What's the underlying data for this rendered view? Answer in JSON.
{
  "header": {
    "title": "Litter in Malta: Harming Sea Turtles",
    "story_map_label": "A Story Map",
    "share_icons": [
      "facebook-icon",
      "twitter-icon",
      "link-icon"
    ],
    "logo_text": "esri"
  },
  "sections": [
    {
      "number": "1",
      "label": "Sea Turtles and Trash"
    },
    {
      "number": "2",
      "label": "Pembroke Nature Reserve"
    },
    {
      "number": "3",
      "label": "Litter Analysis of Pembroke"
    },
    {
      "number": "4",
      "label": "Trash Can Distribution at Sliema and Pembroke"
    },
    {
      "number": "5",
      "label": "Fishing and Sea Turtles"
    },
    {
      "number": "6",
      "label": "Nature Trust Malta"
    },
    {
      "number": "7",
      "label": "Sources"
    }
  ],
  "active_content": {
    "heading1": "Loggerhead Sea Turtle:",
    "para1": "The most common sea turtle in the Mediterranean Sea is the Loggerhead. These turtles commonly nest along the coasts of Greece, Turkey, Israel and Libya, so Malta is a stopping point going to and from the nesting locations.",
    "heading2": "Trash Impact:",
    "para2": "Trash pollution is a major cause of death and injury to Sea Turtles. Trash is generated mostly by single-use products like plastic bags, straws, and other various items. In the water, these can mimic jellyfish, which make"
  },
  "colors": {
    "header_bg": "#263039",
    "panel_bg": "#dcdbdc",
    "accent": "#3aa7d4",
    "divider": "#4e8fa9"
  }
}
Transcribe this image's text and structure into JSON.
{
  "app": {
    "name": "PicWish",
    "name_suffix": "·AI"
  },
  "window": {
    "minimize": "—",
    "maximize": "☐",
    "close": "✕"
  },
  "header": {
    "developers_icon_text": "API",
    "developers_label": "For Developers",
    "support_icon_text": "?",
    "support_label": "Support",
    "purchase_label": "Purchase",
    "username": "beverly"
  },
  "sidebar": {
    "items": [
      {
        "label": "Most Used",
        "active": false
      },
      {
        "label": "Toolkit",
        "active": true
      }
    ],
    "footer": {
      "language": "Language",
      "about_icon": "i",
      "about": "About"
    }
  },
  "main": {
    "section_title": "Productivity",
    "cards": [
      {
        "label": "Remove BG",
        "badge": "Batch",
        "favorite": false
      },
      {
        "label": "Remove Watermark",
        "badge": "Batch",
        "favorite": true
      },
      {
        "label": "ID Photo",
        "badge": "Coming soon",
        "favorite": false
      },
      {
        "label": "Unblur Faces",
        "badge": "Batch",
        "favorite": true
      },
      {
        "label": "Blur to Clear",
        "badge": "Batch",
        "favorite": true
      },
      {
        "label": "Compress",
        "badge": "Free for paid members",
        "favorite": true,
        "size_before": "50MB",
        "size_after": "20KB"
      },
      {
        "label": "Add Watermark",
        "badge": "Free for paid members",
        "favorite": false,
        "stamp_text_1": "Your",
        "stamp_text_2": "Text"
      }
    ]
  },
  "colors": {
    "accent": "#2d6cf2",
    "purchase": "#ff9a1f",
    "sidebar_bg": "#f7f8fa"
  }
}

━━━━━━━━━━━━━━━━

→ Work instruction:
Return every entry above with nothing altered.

→ Answer to this task:
What's the underlying data for this rendered view? Answer in JSON.
{
  "header": {
    "title": "Litter in Malta: Harming Sea Turtles",
    "story_map_label": "A Story Map",
    "share_icons": [
      "facebook-icon",
      "twitter-icon",
      "link-icon"
    ],
    "logo_text": "esri"
  },
  "sections": [
    {
      "number": "1",
      "label": "Sea Turtles and Trash"
    },
    {
      "number": "2",
      "label": "Pembroke Nature Reserve"
    },
    {
      "number": "3",
      "label": "Litter Analysis of Pembroke"
    },
    {
      "number": "4",
      "label": "Trash Can Distribution at Sliema and Pembroke"
    },
    {
      "number": "5",
      "label": "Fishing and Sea Turtles"
    },
    {
      "number": "6",
      "label": "Nature Trust Malta"
    },
    {
      "number": "7",
      "label": "Sources"
    }
  ],
  "active_content": {
    "heading1": "Loggerhead Sea Turtle:",
    "para1": "The most common sea turtle in the Mediterranean Sea is the Loggerhead. These turtles commonly nest along the coasts of Greece, Turkey, Israel and Libya, so Malta is a stopping point going to and from the nesting locations.",
    "heading2": "Trash Impact:",
    "para2": "Trash pollution is a major cause of death and injury to Sea Turtles. Trash is generated mostly by single-use products like plastic bags, straws, and other various items. In the water, these can mimic jellyfish, which make"
  },
  "colors": {
    "header_bg": "#263039",
    "panel_bg": "#dcdbdc",
    "accent": "#3aa7d4",
    "divider": "#4e8fa9"
  }
}
Transcribe this image's text and structure into JSON.
{
  "app": {
    "name": "PicWish",
    "name_suffix": "·AI"
  },
  "window": {
    "minimize": "—",
    "maximize": "☐",
    "close": "✕"
  },
  "header": {
    "developers_icon_text": "API",
    "developers_label": "For Developers",
    "support_icon_text": "?",
    "support_label": "Support",
    "purchase_label": "Purchase",
    "username": "beverly"
  },
  "sidebar": {
    "items": [
      {
        "label": "Most Used",
        "active": false
      },
      {
        "label": "Toolkit",
        "active": true
      }
    ],
    "footer": {
      "language": "Language",
      "about_icon": "i",
      "about": "About"
    }
  },
  "main": {
    "section_title": "Productivity",
    "cards": [
      {
        "label": "Remove BG",
        "badge": "Batch",
        "favorite": false
      },
      {
        "label": "Remove Watermark",
        "badge": "Batch",
        "favorite": true
      },
      {
        "label": "ID Photo",
        "badge": "Coming soon",
        "favorite": false
      },
      {
        "label": "Unblur Faces",
        "badge": "Batch",
        "favorite": true
      },
      {
        "label": "Blur to Clear",
        "badge": "Batch",
        "favorite": true
      },
      {
        "label": "Compress",
        "badge": "Free for paid members",
        "favorite": true,
        "size_before": "50MB",
        "size_after": "20KB"
      },
      {
        "label": "Add Watermark",
        "badge": "Free for paid members",
        "favorite": false,
        "stamp_text_1": "Your",
        "stamp_text_2": "Text"
      }
    ]
  },
  "colors": {
    "accent": "#2d6cf2",
    "purchase": "#ff9a1f",
    "sidebar_bg": "#f7f8fa"
  }
}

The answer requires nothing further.